Rep. Jake Raburn, R-Valrico, is getting ready to run for a second term in the Florida House, hoping to showcase his conservative credentials as he prepares for a Republican primary challenge.
Elected in 2012, Raburn, who represents parts of Hillsborough County, has a background in agriculture but, with both of his parents serving as school principals, he is becoming a legislative player on education as he sits on the Education Appropriations Subcommittee and the K-12 Subcommittee. Speaking to Sunshine State News on Tuesday, Raburn said he plans to focus on both education and agriculture as he prepares for his second year in the House.
As he readies to run for a second term, Raburn said voters could look at his votes in Tallahassee. I have a record I can run on, being the conservative I told everyone I was, he told Sunshine State News.
Raburn said he would continue to fight to make Florida a better place to live and do business.
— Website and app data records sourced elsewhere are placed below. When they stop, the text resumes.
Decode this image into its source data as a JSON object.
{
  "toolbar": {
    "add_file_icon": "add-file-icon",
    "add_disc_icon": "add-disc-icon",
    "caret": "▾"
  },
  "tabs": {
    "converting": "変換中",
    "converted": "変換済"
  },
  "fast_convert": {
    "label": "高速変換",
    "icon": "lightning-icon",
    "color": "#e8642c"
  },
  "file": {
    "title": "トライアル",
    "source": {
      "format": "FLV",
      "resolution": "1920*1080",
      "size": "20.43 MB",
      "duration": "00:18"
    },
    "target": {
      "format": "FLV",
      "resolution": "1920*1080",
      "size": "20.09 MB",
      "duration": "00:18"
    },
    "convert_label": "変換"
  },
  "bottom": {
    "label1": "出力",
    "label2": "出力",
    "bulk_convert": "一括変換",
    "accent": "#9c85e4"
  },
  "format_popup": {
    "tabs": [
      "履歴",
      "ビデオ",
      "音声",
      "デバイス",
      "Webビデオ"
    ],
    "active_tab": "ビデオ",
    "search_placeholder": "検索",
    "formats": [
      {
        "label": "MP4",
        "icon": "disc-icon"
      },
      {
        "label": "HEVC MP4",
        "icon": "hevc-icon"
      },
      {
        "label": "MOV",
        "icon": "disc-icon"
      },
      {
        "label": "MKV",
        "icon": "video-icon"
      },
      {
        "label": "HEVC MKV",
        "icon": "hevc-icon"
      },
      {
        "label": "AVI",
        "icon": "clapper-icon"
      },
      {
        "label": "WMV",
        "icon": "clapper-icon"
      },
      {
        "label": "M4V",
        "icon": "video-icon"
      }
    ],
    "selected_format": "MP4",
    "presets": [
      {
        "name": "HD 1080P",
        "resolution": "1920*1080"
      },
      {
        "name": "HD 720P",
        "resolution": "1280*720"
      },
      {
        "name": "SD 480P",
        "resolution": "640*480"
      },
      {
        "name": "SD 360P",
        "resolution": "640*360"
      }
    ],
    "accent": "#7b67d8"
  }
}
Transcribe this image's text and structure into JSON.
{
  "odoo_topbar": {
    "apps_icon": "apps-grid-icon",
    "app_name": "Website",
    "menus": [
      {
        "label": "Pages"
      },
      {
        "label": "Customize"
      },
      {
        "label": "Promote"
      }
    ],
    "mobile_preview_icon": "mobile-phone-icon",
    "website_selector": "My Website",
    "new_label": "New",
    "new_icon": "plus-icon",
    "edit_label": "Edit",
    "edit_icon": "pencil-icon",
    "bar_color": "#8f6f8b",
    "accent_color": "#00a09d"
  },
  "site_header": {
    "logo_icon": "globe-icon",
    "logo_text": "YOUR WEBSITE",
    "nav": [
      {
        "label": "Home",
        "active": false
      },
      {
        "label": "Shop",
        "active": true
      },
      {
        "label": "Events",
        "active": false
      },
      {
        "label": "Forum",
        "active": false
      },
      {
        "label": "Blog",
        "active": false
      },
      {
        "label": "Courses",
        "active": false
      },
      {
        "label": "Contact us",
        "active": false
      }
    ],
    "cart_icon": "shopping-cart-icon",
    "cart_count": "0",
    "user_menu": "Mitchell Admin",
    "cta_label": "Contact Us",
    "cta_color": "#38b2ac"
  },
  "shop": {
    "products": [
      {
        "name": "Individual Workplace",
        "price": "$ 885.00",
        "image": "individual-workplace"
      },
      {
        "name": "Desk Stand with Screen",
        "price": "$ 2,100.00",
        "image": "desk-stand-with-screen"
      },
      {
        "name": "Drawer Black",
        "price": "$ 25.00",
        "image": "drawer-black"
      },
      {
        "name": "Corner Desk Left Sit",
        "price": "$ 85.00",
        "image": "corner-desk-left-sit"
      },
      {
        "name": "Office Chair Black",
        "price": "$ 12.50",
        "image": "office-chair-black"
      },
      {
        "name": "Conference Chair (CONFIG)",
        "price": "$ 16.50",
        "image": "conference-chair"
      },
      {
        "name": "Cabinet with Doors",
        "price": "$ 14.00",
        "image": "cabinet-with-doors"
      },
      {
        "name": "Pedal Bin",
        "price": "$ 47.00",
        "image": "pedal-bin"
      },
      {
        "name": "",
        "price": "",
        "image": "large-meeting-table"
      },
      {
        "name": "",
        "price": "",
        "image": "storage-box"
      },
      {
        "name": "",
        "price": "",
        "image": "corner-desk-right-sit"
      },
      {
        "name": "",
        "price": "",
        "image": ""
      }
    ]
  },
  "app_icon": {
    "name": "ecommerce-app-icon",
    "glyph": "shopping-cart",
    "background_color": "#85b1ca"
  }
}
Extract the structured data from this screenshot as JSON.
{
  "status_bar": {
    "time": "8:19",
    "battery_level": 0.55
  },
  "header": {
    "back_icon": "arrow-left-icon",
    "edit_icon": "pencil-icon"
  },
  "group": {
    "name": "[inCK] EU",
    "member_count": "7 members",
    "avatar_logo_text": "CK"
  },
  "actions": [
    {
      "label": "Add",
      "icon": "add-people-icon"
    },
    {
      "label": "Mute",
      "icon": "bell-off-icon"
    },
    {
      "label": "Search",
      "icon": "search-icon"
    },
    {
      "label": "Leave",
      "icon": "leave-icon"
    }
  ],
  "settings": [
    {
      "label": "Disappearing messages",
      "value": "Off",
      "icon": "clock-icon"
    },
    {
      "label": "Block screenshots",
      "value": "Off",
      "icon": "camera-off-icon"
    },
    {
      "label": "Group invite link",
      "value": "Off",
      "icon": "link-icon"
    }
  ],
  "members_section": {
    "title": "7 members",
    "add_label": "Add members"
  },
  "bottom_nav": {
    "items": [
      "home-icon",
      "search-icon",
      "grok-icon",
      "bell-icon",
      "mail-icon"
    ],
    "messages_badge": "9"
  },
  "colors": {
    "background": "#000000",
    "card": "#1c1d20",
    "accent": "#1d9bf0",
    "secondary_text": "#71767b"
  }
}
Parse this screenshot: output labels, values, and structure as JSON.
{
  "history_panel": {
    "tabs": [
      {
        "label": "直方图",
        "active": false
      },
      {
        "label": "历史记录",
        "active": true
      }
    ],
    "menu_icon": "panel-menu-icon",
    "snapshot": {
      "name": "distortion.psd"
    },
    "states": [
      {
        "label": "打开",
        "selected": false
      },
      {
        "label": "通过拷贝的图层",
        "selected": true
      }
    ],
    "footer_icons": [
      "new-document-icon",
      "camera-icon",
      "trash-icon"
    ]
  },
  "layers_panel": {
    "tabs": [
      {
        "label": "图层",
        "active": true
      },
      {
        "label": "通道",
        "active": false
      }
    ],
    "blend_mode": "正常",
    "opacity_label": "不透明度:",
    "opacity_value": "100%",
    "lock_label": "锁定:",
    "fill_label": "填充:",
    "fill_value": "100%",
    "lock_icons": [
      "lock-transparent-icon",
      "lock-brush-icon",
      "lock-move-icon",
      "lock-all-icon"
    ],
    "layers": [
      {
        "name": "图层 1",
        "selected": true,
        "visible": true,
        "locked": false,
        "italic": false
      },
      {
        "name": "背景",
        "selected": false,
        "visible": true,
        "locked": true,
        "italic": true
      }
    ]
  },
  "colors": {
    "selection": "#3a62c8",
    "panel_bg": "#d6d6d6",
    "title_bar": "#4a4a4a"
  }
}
He also said he would rely on his background in crafting a few agriculture bills next year. Raburn told Sunshine State News he would also focus on water issues and education in Tallahassee during the next session.
Only 28, Raburn said his youth did not hurt him in the House. Not once did I feel like I was marginalized because of my age, he said, though he added it was eye opening seeing how the legislative process worked from the inside.
Raburn told Sunshine State News running for another term in 2014 has not been his top priority so far. We havent focused on campaigning much, Raburn said, citing his business and legislative commitments. Thats kept us pretty busy.
As of June 30, Raburn had raised $20,750 and kept most of it in the bank, spending less than $1,100.
Standing in Raburns way is Joseph Sykes who is challenging him in the primary. On his website, Sykes points toward changes in the neighborhood, highlights his service in the military and stresses that he is not a career politician. Sunshine State tried to reach Sykes by email and phone on Tuesday but these were not returned.
Since entering the race at the end of March, Sykes has done little in the way of fundraising, bringing in $800 and spending $183.
Whoever wins the Republican nomination should be headed to Tallahassee. Raburn took 59 percent when he beat Democrat Bruce Barnett, who took 41 percent, for the open seat back in November. Republicans have a 10 percent registration advantage in this district and Rick Scott beat Alex Sink by 13 percent here in 2010.
Reach Kevin Derby at email@example.com.